Excerpts from an interface dataset:
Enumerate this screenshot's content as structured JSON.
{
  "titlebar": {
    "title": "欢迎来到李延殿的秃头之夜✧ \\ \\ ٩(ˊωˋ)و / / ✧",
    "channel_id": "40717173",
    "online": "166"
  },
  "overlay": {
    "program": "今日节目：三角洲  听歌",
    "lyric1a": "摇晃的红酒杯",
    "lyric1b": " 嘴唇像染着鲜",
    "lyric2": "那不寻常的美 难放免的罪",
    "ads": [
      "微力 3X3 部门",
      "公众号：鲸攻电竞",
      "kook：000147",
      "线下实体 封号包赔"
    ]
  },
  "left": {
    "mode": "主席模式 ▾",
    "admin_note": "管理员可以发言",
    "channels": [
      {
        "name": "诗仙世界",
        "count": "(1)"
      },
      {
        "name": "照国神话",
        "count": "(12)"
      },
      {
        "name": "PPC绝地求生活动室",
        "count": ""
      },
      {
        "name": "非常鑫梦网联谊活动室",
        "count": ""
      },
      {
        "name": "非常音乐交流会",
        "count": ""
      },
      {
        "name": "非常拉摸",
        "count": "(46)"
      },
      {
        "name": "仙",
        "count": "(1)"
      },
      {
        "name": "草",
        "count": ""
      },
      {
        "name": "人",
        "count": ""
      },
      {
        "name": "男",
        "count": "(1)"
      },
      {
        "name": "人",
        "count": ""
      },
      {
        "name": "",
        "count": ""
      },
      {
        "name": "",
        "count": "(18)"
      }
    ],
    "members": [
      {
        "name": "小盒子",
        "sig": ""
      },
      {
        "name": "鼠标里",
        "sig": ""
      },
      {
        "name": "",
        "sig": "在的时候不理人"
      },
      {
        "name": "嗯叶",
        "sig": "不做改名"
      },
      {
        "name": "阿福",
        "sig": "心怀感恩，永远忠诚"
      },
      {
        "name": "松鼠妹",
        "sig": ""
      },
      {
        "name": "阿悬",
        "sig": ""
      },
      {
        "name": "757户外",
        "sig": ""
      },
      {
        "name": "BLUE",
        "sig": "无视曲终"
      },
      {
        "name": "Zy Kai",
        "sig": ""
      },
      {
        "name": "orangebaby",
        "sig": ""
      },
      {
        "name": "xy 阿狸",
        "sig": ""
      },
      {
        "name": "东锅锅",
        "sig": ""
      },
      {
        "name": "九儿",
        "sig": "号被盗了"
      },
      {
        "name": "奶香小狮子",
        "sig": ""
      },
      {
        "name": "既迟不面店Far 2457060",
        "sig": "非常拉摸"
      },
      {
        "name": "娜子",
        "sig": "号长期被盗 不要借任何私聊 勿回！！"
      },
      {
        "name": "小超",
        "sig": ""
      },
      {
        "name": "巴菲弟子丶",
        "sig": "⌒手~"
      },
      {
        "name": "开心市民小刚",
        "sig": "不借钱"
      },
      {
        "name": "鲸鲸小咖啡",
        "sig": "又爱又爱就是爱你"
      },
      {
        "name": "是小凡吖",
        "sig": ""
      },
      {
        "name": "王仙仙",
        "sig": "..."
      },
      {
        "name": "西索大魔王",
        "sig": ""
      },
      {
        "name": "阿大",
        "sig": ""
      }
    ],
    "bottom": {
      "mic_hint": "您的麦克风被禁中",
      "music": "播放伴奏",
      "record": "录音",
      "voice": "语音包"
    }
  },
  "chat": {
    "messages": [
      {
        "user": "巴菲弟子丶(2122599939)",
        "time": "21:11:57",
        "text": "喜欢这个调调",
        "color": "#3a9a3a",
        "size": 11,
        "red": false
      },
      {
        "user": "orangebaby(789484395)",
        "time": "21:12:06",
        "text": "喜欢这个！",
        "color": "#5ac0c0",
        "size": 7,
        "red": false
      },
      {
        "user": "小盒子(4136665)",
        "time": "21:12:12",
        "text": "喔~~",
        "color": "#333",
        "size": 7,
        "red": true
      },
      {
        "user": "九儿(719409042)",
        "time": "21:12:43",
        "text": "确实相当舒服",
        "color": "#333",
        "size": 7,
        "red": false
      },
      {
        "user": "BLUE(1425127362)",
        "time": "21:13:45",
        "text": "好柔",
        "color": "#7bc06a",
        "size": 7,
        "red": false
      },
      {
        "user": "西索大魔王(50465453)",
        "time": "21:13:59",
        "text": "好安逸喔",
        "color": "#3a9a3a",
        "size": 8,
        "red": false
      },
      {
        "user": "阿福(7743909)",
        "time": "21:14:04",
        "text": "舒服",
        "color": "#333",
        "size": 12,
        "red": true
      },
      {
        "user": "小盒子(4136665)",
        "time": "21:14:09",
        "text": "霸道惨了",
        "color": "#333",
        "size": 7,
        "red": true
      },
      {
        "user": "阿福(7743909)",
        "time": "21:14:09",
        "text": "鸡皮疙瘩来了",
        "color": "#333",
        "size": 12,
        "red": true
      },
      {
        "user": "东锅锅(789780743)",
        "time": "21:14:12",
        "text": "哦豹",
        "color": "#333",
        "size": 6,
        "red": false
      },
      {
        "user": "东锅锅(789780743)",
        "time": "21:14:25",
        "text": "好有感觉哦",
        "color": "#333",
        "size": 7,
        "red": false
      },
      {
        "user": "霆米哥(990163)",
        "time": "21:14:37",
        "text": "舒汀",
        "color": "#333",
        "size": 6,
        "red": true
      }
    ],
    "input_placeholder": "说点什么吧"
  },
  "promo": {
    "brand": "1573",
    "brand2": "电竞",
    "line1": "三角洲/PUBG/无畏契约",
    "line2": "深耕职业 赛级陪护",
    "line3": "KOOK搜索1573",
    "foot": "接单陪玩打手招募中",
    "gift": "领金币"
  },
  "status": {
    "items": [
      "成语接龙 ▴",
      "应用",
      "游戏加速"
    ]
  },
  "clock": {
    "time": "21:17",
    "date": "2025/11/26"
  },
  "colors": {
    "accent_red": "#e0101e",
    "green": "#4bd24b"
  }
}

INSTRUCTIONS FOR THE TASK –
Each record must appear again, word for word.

EXERCISE SOLUTION –
Enumerate this screenshot's content as structured JSON.
{
  "titlebar": {
    "title": "欢迎来到李延殿的秃头之夜✧ \\ \\ ٩(ˊωˋ)و / / ✧",
    "channel_id": "40717173",
    "online": "166"
  },
  "overlay": {
    "program": "今日节目：三角洲  听歌",
    "lyric1a": "摇晃的红酒杯",
    "lyric1b": " 嘴唇像染着鲜",
    "lyric2": "那不寻常的美 难放免的罪",
    "ads": [
      "微力 3X3 部门",
      "公众号：鲸攻电竞",
      "kook：000147",
      "线下实体 封号包赔"
    ]
  },
  "left": {
    "mode": "主席模式 ▾",
    "admin_note": "管理员可以发言",
    "channels": [
      {
        "name": "诗仙世界",
        "count": "(1)"
      },
      {
        "name": "照国神话",
        "count": "(12)"
      },
      {
        "name": "PPC绝地求生活动室",
        "count": ""
      },
      {
        "name": "非常鑫梦网联谊活动室",
        "count": ""
      },
      {
        "name": "非常音乐交流会",
        "count": ""
      },
      {
        "name": "非常拉摸",
        "count": "(46)"
      },
      {
        "name": "仙",
        "count": "(1)"
      },
      {
        "name": "草",
        "count": ""
      },
      {
        "name": "人",
        "count": ""
      },
      {
        "name": "男",
        "count": "(1)"
      },
      {
        "name": "人",
        "count": ""
      },
      {
        "name": "",
        "count": ""
      },
      {
        "name": "",
        "count": "(18)"
      }
    ],
    "members": [
      {
        "name": "小盒子",
        "sig": ""
      },
      {
        "name": "鼠标里",
        "sig": ""
      },
      {
        "name": "",
        "sig": "在的时候不理人"
      },
      {
        "name": "嗯叶",
        "sig": "不做改名"
      },
      {
        "name": "阿福",
        "sig": "心怀感恩，永远忠诚"
      },
      {
        "name": "松鼠妹",
        "sig": ""
      },
      {
        "name": "阿悬",
        "sig": ""
      },
      {
        "name": "757户外",
        "sig": ""
      },
      {
        "name": "BLUE",
        "sig": "无视曲终"
      },
      {
        "name": "Zy Kai",
        "sig": ""
      },
      {
        "name": "orangebaby",
        "sig": ""
      },
      {
        "name": "xy 阿狸",
        "sig": ""
      },
      {
        "name": "东锅锅",
        "sig": ""
      },
      {
        "name": "九儿",
        "sig": "号被盗了"
      },
      {
        "name": "奶香小狮子",
        "sig": ""
      },
      {
        "name": "既迟不面店Far 2457060",
        "sig": "非常拉摸"
      },
      {
        "name": "娜子",
        "sig": "号长期被盗 不要借任何私聊 勿回！！"
      },
      {
        "name": "小超",
        "sig": ""
      },
      {
        "name": "巴菲弟子丶",
        "sig": "⌒手~"
      },
      {
        "name": "开心市民小刚",
        "sig": "不借钱"
      },
      {
        "name": "鲸鲸小咖啡",
        "sig": "又爱又爱就是爱你"
      },
      {
        "name": "是小凡吖",
        "sig": ""
      },
      {
        "name": "王仙仙",
        "sig": "..."
      },
      {
        "name": "西索大魔王",
        "sig": ""
      },
      {
        "name": "阿大",
        "sig": ""
      }
    ],
    "bottom": {
      "mic_hint": "您的麦克风被禁中",
      "music": "播放伴奏",
      "record": "录音",
      "voice": "语音包"
    }
  },
  "chat": {
    "messages": [
      {
        "user": "巴菲弟子丶(2122599939)",
        "time": "21:11:57",
        "text": "喜欢这个调调",
        "color": "#3a9a3a",
        "size": 11,
        "red": false
      },
      {
        "user": "orangebaby(789484395)",
        "time": "21:12:06",
        "text": "喜欢这个！",
        "color": "#5ac0c0",
        "size": 7,
        "red": false
      },
      {
        "user": "小盒子(4136665)",
        "time": "21:12:12",
        "text": "喔~~",
        "color": "#333",
        "size": 7,
        "red": true
      },
      {
        "user": "九儿(719409042)",
        "time": "21:12:43",
        "text": "确实相当舒服",
        "color": "#333",
        "size": 7,
        "red": false
      },
      {
        "user": "BLUE(1425127362)",
        "time": "21:13:45",
        "text": "好柔",
        "color": "#7bc06a",
        "size": 7,
        "red": false
      },
      {
        "user": "西索大魔王(50465453)",
        "time": "21:13:59",
        "text": "好安逸喔",
        "color": "#3a9a3a",
        "size": 8,
        "red": false
      },
      {
        "user": "阿福(7743909)",
        "time": "21:14:04",
        "text": "舒服",
        "color": "#333",
        "size": 12,
        "red": true
      },
      {
        "user": "小盒子(4136665)",
        "time": "21:14:09",
        "text": "霸道惨了",
        "color": "#333",
        "size": 7,
        "red": true
      },
      {
        "user": "阿福(7743909)",
        "time": "21:14:09",
        "text": "鸡皮疙瘩来了",
        "color": "#333",
        "size": 12,
        "red": true
      },
      {
        "user": "东锅锅(789780743)",
        "time": "21:14:12",
        "text": "哦豹",
        "color": "#333",
        "size": 6,
        "red": false
      },
      {
        "user": "东锅锅(789780743)",
        "time": "21:14:25",
        "text": "好有感觉哦",
        "color": "#333",
        "size": 7,
        "red": false
      },
      {
        "user": "霆米哥(990163)",
        "time": "21:14:37",
        "text": "舒汀",
        "color": "#333",
        "size": 6,
        "red": true
      }
    ],
    "input_placeholder": "说点什么吧"
  },
  "promo": {
    "brand": "1573",
    "brand2": "电竞",
    "line1": "三角洲/PUBG/无畏契约",
    "line2": "深耕职业 赛级陪护",
    "line3": "KOOK搜索1573",
    "foot": "接单陪玩打手招募中",
    "gift": "领金币"
  },
  "status": {
    "items": [
      "成语接龙 ▴",
      "应用",
      "游戏加速"
    ]
  },
  "clock": {
    "time": "21:17",
    "date": "2025/11/26"
  },
  "colors": {
    "accent_red": "#e0101e",
    "green": "#4bd24b"
  }
}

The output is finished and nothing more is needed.